Subject: Re: iconv and conversion from/to local charset and wchar_t
To: Hendrik Sattler <email@example.com>
From: Noriyuki Soda <firstname.lastname@example.org>
Date: 01/31/2004 00:04:35
>>>>> On Thu, 29 Jan 2004 18:53:03 +0100,
Hendrik Sattler <email@example.com> said:
> I am currently programming with GNU libiconv on Debian GNU/Linux. I was told
> that the NetBSD iconv implementation does some things a bit different.
> Mainly, I am interested in some details about easy converting
> characters from local input to an UCS-4 encoded string.
> To do this, GNU libiconv suggests (for iconv_open()) using "" (empty string)
> or "char" for conversion from/to charset as defined by the current locale
> (char*), and "wchar_t" for conversion from/to wchar_t*.
> Another method for the encoding of the string inside a char* that was read
> from the system may be to use nl_langinfo(CODESET).

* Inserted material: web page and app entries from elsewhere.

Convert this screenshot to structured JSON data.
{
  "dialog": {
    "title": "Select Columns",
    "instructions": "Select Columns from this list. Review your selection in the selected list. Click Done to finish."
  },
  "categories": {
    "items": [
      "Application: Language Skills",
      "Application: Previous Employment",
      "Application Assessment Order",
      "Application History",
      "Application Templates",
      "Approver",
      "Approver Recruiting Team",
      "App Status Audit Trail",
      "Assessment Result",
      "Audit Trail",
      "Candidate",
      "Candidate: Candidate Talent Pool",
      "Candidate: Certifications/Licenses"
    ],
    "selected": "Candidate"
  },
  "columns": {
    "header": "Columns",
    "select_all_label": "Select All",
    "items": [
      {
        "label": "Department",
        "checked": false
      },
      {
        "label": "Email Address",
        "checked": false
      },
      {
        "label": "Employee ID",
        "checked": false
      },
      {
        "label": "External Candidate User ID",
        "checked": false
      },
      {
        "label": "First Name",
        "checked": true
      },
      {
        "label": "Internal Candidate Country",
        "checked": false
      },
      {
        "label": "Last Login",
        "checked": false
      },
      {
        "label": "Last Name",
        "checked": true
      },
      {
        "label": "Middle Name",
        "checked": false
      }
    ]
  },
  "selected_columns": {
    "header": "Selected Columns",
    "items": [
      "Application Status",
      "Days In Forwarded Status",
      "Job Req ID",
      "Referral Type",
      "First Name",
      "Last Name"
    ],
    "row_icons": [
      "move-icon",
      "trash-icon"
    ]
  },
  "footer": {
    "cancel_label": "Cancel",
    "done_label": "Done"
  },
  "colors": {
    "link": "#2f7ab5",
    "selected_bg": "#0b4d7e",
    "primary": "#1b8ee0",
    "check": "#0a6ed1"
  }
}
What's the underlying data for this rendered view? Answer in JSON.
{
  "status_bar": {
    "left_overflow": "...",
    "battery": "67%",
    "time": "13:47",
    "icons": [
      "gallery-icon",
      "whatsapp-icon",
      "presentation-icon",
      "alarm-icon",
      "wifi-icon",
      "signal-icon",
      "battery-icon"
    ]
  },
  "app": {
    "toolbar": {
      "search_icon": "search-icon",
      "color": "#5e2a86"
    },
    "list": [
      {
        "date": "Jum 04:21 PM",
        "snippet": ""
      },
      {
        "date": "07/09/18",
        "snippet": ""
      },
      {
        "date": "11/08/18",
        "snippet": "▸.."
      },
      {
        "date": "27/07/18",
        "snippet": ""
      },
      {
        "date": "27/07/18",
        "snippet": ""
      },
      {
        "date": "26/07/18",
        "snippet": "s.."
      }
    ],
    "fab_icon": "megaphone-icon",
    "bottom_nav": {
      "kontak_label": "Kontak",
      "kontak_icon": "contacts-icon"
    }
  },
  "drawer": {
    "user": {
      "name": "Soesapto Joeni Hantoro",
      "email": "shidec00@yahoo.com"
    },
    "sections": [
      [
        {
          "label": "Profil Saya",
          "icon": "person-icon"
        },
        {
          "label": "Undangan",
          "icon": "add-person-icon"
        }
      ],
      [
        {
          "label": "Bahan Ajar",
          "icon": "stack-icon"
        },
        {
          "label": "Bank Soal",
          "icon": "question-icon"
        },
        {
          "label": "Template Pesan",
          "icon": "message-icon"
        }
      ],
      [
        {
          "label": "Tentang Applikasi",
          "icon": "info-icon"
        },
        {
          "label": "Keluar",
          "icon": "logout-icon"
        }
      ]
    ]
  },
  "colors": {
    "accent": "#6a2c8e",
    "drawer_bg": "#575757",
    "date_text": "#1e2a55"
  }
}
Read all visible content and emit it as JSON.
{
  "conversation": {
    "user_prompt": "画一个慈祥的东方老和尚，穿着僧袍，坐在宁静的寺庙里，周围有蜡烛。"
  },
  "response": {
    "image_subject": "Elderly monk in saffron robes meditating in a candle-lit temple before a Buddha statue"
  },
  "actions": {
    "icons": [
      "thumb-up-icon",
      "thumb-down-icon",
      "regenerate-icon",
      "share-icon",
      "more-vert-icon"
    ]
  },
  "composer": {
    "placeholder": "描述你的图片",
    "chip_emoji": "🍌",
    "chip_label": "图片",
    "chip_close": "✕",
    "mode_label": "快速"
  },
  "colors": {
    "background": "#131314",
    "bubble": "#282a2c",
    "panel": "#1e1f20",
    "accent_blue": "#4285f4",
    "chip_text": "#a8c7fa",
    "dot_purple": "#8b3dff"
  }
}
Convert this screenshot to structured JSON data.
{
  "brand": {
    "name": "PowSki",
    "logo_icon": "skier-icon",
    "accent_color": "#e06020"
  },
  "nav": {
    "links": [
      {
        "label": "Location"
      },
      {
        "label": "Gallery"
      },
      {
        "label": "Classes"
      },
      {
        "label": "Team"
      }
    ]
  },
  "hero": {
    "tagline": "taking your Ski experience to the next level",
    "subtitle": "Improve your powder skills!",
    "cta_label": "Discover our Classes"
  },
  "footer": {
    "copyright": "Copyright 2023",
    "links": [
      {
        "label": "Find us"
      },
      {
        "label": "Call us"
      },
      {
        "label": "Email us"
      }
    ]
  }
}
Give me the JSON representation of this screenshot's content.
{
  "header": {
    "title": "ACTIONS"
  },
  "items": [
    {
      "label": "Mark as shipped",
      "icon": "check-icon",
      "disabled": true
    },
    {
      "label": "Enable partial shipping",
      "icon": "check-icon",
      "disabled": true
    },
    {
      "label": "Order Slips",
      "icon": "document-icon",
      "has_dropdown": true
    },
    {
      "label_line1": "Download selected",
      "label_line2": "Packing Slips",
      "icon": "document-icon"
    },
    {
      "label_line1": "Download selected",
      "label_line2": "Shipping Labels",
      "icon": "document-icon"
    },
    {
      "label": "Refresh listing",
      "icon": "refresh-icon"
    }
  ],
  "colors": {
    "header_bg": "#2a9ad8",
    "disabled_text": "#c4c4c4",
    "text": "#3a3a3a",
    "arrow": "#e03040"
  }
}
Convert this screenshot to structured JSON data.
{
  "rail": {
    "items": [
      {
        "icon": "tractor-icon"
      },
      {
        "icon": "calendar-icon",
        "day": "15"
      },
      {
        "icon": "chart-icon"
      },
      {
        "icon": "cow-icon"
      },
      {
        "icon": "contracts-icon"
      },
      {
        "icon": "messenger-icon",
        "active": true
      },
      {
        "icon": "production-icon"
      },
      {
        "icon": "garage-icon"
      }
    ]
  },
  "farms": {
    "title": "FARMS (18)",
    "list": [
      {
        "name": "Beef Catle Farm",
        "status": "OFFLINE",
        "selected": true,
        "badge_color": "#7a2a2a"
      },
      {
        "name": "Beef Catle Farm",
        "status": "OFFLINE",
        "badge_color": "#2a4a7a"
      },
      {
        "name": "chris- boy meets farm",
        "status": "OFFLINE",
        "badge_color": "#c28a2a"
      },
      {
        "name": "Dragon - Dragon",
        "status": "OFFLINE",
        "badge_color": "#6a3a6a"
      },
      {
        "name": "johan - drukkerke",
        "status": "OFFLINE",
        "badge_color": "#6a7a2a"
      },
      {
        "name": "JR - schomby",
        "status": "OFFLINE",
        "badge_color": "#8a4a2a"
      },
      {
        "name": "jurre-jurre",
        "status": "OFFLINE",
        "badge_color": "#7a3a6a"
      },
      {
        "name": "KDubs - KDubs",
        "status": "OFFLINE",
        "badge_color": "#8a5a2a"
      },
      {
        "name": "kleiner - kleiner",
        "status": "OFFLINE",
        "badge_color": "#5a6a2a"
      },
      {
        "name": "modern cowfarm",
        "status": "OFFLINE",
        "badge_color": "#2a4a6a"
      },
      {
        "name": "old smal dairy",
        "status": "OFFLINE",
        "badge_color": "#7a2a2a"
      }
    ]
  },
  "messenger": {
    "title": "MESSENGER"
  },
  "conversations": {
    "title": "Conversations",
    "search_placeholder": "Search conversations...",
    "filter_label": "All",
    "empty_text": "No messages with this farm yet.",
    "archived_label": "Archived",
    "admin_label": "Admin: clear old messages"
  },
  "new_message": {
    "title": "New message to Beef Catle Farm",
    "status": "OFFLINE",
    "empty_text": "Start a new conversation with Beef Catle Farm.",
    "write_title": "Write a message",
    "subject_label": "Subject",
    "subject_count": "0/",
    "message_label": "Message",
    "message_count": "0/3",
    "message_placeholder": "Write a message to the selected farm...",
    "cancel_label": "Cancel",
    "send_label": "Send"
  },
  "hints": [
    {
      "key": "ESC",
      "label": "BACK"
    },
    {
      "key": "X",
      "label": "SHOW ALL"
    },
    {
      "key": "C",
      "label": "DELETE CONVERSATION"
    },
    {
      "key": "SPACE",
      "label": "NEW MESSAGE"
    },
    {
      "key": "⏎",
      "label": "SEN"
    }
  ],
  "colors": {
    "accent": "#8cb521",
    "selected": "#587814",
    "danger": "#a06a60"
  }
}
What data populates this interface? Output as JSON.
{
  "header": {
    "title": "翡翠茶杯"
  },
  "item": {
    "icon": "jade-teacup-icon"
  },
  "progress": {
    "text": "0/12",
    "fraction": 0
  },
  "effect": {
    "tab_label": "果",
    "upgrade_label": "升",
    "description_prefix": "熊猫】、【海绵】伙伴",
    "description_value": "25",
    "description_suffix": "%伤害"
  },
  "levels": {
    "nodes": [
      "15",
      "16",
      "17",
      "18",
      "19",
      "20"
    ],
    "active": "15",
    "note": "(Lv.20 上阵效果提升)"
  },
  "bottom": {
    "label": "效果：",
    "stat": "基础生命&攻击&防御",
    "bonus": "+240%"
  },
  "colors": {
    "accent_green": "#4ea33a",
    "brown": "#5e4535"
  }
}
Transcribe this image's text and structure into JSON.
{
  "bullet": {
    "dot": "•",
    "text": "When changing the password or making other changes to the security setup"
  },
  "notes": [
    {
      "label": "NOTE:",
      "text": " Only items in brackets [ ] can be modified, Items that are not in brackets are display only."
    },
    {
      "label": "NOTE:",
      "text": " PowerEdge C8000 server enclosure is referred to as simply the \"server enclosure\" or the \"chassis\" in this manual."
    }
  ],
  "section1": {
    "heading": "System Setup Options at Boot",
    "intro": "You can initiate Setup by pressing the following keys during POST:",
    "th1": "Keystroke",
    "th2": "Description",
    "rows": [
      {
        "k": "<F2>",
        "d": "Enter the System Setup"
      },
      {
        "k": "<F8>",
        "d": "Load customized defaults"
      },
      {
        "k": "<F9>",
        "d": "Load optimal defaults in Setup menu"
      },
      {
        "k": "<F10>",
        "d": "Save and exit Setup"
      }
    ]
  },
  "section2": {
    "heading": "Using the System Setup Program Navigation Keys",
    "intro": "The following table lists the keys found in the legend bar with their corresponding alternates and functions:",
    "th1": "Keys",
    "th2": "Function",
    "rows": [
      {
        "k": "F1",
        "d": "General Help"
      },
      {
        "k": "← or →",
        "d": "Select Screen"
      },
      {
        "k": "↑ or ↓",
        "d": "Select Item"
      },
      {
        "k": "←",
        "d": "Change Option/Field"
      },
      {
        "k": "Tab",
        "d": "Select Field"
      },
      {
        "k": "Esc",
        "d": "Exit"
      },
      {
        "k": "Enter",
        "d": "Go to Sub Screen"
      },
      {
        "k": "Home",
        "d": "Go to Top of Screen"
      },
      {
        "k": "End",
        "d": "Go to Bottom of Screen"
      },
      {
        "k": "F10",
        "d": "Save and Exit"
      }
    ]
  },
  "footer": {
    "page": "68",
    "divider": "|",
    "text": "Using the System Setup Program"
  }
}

> What is the suggested method for NetBSD's iconv implementation?
> Currently, I do a runtime check like
> and look at the return value _not_ being (iconv_t)-1.
> Will this work with NetBSD's iconv implementation?
I don't think you need the runtime check, because nl_langinfo(CODESET)
should work on all systems, including Linux, NetBSD and other
commercial UNIX variants.
The "" and "char" are GNU specific extension to iconv_open(3),
and this extension isn't really essential, because nl_langinfo(CODESET)
does same thing with portable way.
So, iconv_open(nl_langinfo(CODESET), "UCS-4") should work on NetBSD.
BTW, Solaris 8 and Solaris 9 only support UTF-7/8/16 for the direct
conversion from/to UCS-4.
So, you have to use the following way to make your program work
on Solaris 8 and Solaris 9:
1. use iconv(nl_langinfo(CODESET), "UTF-8") to convert
locale dependent string to UTF-8,
Of course, this can be omitted, if nl_langinfo(CODESET)
2. use iconv("UTF-8", "UCS-4") to convert UTF-8 to
UCS-4 with machine depdenent endianness.
(1. can be omitted,
> Note that I cannot really use wchar_t as I need to do assumptions
> about the encoding and the numeric values of specific characters.
Yeah, the use of wchar_t in scmxx is a problematic point, it's better
to use something like "typedef int unichar_t" to hold unicode
character, instead of wchar_t.
Thanks for your interest to NetBSD.